▶ [YOUR TASK] The expected output is each line below containing "this", copied in full.
##############################
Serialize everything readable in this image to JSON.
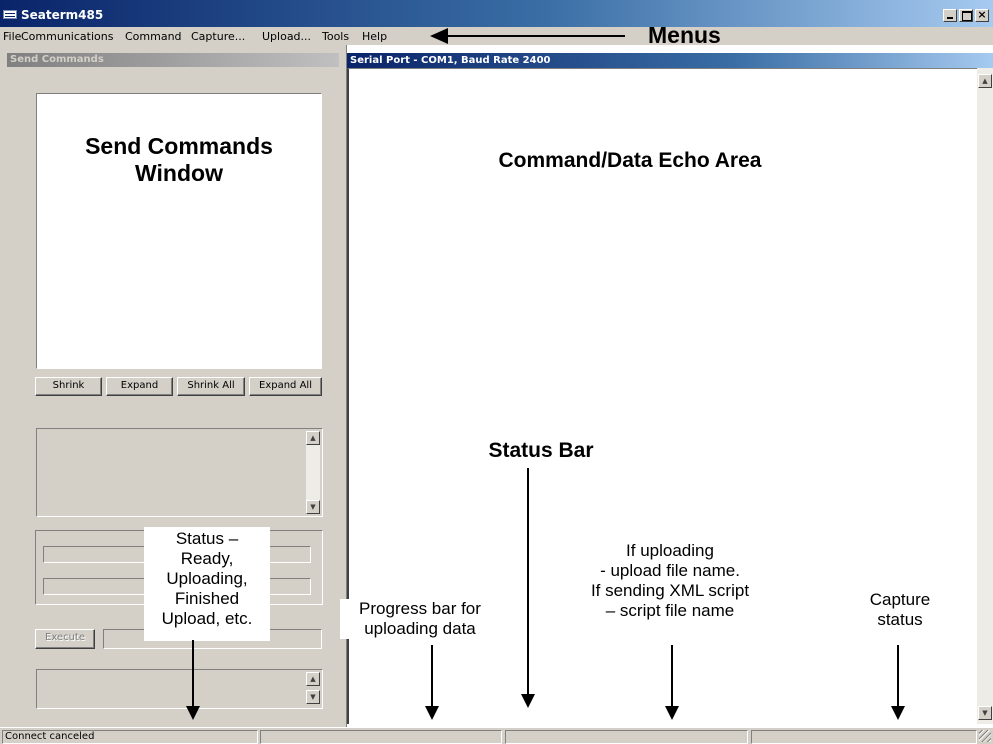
{
  "window": {
    "title": "Seaterm485"
  },
  "menu": [
    "File",
    "Communications",
    "Command",
    "Capture...",
    "Upload...",
    "Tools",
    "Help"
  ],
  "left_panel": {
    "header": "Send Commands",
    "buttons": {
      "shrink": "Shrink",
      "expand": "Expand",
      "shrink_all": "Shrink All",
      "expand_all": "Expand All"
    },
    "execute": "Execute"
  },
  "right_panel": {
    "header": "Serial Port - COM1, Baud Rate 2400"
  },
  "status_bar": {
    "panel1": "Connect canceled"
  },
  "annotations": {
    "menus": "Menus",
    "send_commands_window": "Send Commands\nWindow",
    "echo_area": "Command/Data Echo Area",
    "status_bar": "Status Bar",
    "status_desc": "Status –\nReady,\nUploading,\nFinished\nUpload, etc.",
    "progress_bar": "Progress bar for\nuploading data",
    "upload_info": "If uploading\n- upload file name.\nIf sending XML script\n– script file name",
    "capture_status": "Capture\nstatus"
  }
}
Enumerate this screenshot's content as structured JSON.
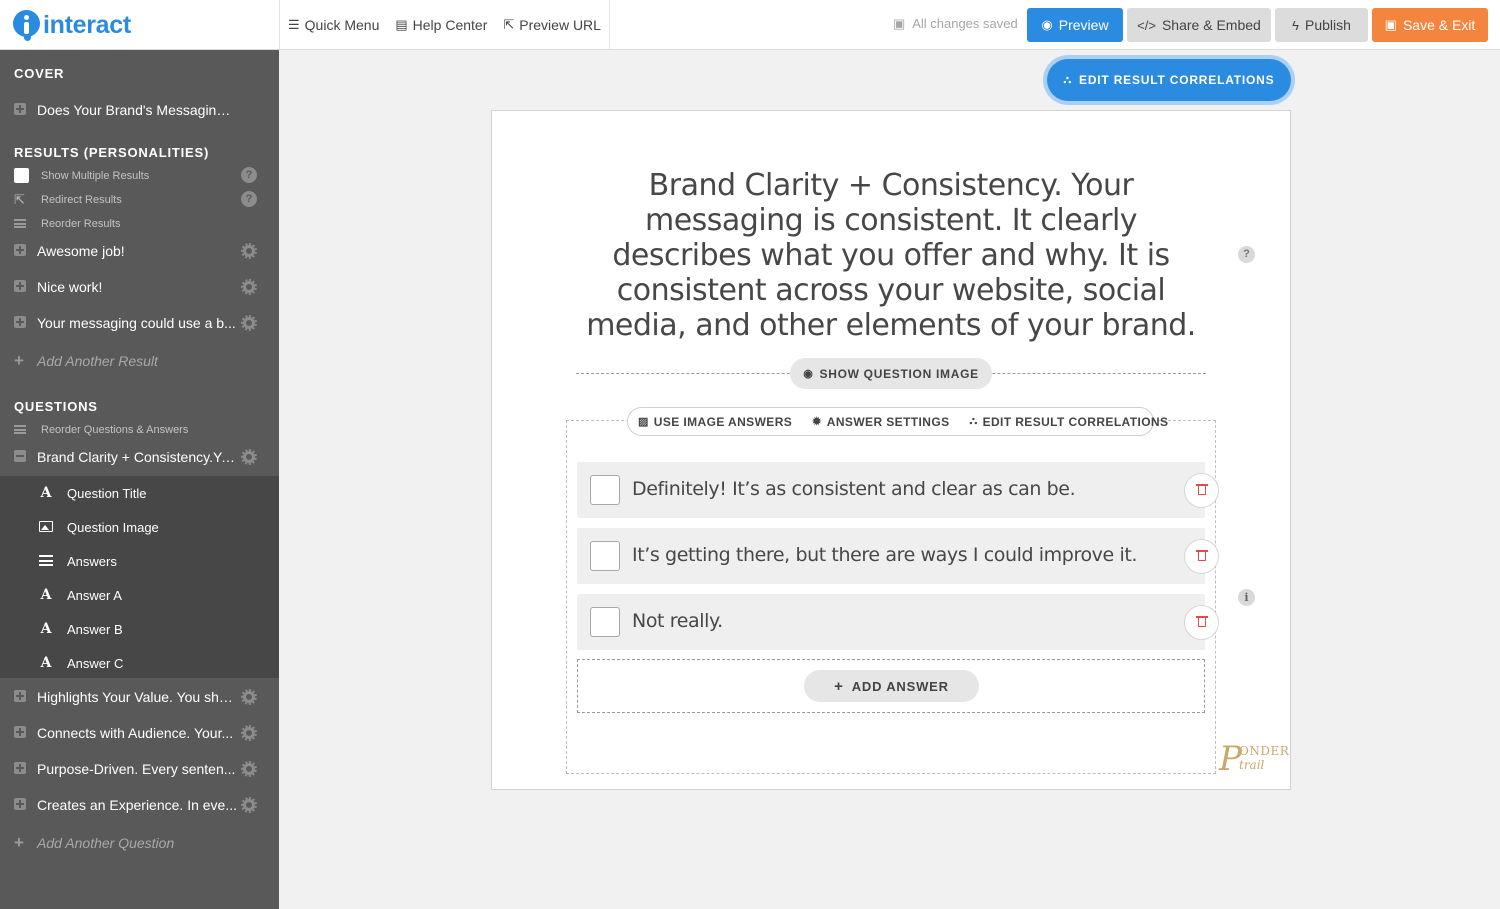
{
  "app": {
    "logo_text": "interact"
  },
  "topbar": {
    "quick_menu": "Quick Menu",
    "help_center": "Help Center",
    "preview_url": "Preview URL",
    "saved_status": "All changes saved",
    "preview": "Preview",
    "share_embed": "Share & Embed",
    "publish": "Publish",
    "save_exit": "Save & Exit"
  },
  "sidebar": {
    "cover_heading": "COVER",
    "cover_item": "Does Your Brand's Messaging ...",
    "results_heading": "RESULTS (PERSONALITIES)",
    "show_multiple_results": "Show Multiple Results",
    "redirect_results": "Redirect Results",
    "reorder_results": "Reorder Results",
    "results": [
      {
        "label": "Awesome job!"
      },
      {
        "label": "Nice work!"
      },
      {
        "label": "Your messaging could use a b..."
      }
    ],
    "add_result": "Add Another Result",
    "questions_heading": "QUESTIONS",
    "reorder_questions": "Reorder Questions & Answers",
    "questions": [
      {
        "label": "Brand Clarity + Consistency.Yo..."
      },
      {
        "label": "Highlights Your Value. You sho..."
      },
      {
        "label": "Connects with Audience. Your..."
      },
      {
        "label": "Purpose-Driven. Every senten..."
      },
      {
        "label": "Creates an Experience. In eve..."
      }
    ],
    "sub_items": {
      "question_title": "Question Title",
      "question_image": "Question Image",
      "answers": "Answers",
      "answer_a": "Answer A",
      "answer_b": "Answer B",
      "answer_c": "Answer C"
    },
    "add_question": "Add Another Question"
  },
  "editor": {
    "edit_result_correlations_top": "EDIT RESULT CORRELATIONS",
    "question_title": "Brand Clarity + Consistency. Your messaging is consistent. It clearly describes what you offer and why. It is consistent across your website, social media, and other elements of your brand.",
    "show_question_image": "SHOW QUESTION IMAGE",
    "toolbar": {
      "use_image_answers": "USE IMAGE ANSWERS",
      "answer_settings": "ANSWER SETTINGS",
      "edit_result_correlations": "EDIT RESULT CORRELATIONS"
    },
    "answers": [
      {
        "text": "Definitely! It’s as consistent and clear as can be."
      },
      {
        "text": "It’s getting there, but there are ways I could improve it."
      },
      {
        "text": "Not really."
      }
    ],
    "add_answer": "ADD ANSWER",
    "help_mark": "?",
    "info_mark": "i",
    "brand_mark": {
      "letter": "P",
      "line1": "ONDER",
      "line2": "trail"
    }
  }
}
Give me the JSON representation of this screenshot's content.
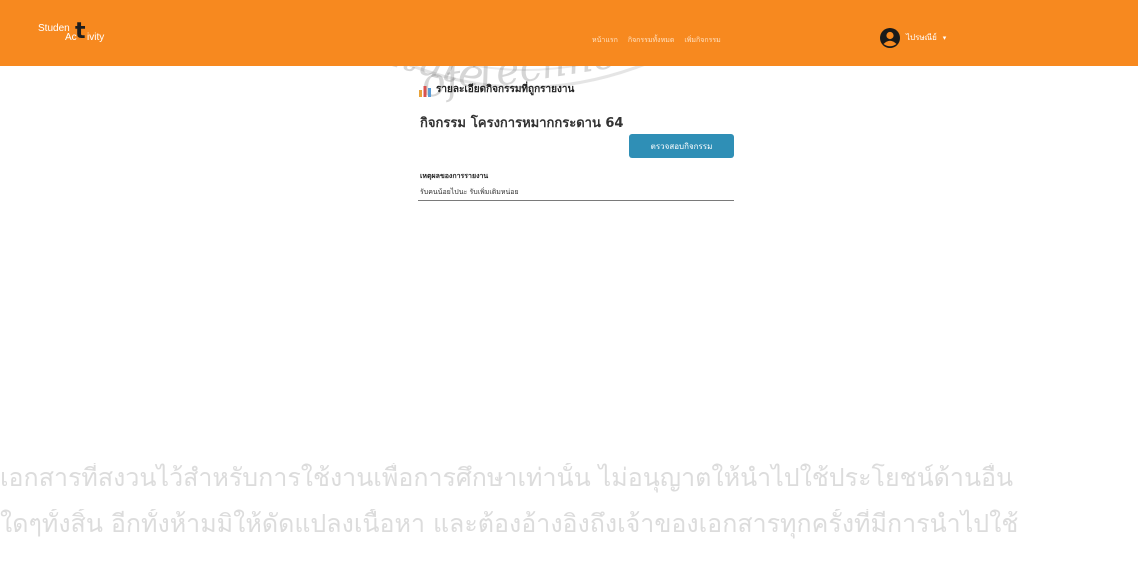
{
  "navbar": {
    "brand_parts": [
      "Studen",
      "Ac",
      "ivity"
    ],
    "brand_accent": "t",
    "links": [
      "หน้าแรก",
      "กิจกรรมทั้งหมด",
      "เพิ่มกิจกรรม"
    ],
    "user_name": "ไปรษณีย์",
    "bg_color": "#f7891f"
  },
  "main": {
    "section_title": "รายละเอียดกิจกรรมที่ถูกรายงาน",
    "activity_label": "กิจกรรม",
    "activity_name": "โครงการหมากกระดาน 64",
    "check_button_label": "ตรวจสอบกิจกรรม",
    "reason_label": "เหตุผลของการรายงาน",
    "reason_value": "รับคนน้อยไปนะ รับเพิ่มเติมหน่อย"
  },
  "watermark": {
    "arc_text_1": "Institute",
    "arc_text_2": "of Techno",
    "line_1": "เอกสารที่สงวนไว้สำหรับการใช้งานเพื่อการศึกษาเท่านั้น ไม่อนุญาตให้นำไปใช้ประโยชน์ด้านอื่น",
    "line_2": "ใดๆทั้งสิ้น อีกทั้งห้ามมิให้ดัดแปลงเนื้อหา และต้องอ้างอิงถึงเจ้าของเอกสารทุกครั้งที่มีการนำไปใช้"
  },
  "icons": {
    "user": "user-circle-icon",
    "caret": "caret-down-icon",
    "chart": "bar-chart-icon"
  },
  "colors": {
    "accent": "#f7891f",
    "button": "#2f8fb6"
  }
}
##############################
▶ [ANSWER TO THE EXERCISE]
Serialize everything readable in this image to JSON.
Enumerate this screenshot's content as structured JSON.
Give me the JSON representation of this screenshot's content.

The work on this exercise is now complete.